Editorís note: I am pleased to have Aubrey Kagan back as a Planet Analog blogger after a brief sabbatical. Aubrey is one of the best tech bloggers I know with a wealth of knowledge on so many interesting Analog topics
Hands up all who remember I did a blog on measuring the RMS (root mean square) value of a signal. Hmmm. Nobody! Well for those of you who donít believe that I wrote one you can find it here: RMS Measurement. In that blog I described different methods that could be used, but I omitted the possible approach where the RMS value is generated using hardware for the mathematics.

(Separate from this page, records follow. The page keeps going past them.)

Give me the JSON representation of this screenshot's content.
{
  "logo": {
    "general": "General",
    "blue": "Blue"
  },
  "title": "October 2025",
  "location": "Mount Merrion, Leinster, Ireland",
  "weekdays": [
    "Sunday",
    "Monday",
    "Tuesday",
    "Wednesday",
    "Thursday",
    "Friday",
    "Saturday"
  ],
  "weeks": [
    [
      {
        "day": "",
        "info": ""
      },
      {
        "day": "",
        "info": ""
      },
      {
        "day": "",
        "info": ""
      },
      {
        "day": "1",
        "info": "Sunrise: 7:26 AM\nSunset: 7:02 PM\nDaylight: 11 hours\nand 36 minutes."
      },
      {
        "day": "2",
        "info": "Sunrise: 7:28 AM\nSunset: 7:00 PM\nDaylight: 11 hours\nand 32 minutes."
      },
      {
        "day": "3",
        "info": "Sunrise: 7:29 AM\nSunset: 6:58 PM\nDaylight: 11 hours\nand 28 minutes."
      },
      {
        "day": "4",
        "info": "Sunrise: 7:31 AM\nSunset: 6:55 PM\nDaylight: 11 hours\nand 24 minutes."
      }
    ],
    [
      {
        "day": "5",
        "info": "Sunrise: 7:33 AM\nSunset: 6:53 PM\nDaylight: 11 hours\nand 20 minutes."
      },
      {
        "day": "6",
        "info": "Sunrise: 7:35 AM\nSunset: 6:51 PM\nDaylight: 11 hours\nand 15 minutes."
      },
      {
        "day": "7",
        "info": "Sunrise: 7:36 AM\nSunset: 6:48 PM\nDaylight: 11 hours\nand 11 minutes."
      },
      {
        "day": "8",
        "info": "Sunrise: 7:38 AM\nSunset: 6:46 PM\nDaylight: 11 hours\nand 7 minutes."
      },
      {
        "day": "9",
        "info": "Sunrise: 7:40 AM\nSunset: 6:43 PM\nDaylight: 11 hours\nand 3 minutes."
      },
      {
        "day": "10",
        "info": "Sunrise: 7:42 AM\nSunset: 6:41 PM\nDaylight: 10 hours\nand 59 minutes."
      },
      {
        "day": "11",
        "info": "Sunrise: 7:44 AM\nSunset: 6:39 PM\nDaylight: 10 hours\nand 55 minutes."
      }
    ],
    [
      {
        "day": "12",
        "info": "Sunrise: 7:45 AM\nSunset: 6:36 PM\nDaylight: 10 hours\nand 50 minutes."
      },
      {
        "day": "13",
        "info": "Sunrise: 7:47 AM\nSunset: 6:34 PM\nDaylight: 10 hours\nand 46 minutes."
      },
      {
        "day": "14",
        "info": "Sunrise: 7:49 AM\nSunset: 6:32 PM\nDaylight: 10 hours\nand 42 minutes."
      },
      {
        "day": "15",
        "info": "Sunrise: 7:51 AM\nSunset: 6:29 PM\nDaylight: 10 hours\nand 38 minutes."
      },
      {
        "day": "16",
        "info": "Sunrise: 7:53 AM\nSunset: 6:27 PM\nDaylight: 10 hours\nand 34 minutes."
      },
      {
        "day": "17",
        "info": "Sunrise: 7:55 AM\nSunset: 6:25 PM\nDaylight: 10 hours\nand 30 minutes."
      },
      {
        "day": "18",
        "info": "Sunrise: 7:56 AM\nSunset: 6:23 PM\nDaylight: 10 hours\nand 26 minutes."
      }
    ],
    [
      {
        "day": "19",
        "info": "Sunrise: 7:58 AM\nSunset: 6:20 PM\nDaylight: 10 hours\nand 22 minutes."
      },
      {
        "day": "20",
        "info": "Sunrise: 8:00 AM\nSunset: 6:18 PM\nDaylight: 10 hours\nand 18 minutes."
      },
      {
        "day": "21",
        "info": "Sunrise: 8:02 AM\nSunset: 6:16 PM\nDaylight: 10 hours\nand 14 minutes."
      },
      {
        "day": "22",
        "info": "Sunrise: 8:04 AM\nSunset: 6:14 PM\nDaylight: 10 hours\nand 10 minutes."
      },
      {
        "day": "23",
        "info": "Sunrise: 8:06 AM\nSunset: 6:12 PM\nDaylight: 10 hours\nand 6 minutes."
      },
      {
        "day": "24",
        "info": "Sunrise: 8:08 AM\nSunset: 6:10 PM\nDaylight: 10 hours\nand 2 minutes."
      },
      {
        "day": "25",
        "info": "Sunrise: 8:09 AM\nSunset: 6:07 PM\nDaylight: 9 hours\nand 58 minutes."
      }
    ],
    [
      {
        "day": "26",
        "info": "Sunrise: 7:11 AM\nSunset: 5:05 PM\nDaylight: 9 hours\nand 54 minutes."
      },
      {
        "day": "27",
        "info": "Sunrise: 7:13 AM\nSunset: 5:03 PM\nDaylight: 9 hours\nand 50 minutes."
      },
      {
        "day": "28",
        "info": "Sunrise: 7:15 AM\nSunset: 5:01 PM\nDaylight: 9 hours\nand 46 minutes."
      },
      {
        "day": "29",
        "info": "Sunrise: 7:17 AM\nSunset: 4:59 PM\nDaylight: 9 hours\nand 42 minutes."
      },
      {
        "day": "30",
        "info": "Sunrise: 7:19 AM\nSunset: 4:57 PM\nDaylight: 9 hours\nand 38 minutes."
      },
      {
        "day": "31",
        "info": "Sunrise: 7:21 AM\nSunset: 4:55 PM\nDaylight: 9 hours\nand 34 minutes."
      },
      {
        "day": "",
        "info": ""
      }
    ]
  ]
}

You could use a Digital Signal Processor (DSP) or an FPGA. I an unfamiliar with both, but as I have become more familiar with the PSoC family the thought niggled at me that perhaps I could create an RMS measurement completely within a PSoC5 device.
For those of you unfamiliar with the PSoC concept from Cypress, the device provides a microcontroller plus hardware blocks to create your own peripheral set. These peripherals are known as ďcomponentsĒ and each component in fact comes with its own data sheet. The concept extends across digital and analog functionality. It may not have the granularity of an FPGA, but the approach can generate some very versatile designs. Full disclosure: I am not, nor have I ever been employed by Cypress or its representatives and distributors, but my employer is a part of the Cypress Design Partner program.
Letís start out with a little background of how I am going to adapt the mathematics to get to a result. The RMS value of a signal is given by the equation:
If we work with discrete measurements and for simplicity letís work with t0=0 we can approximate and sum the measurements as follows:
Where Δt is the sample time and N is the number of samples. Conveniently the Δt cancels out and we are left with
In other words we take N samples, judiciously timed to include a full cycle exactly (technically you can of course go beyond that), sum the squares of the readings and divide by the number of readings- and then take the square root. Thatís pretty much the way it is done in software as well.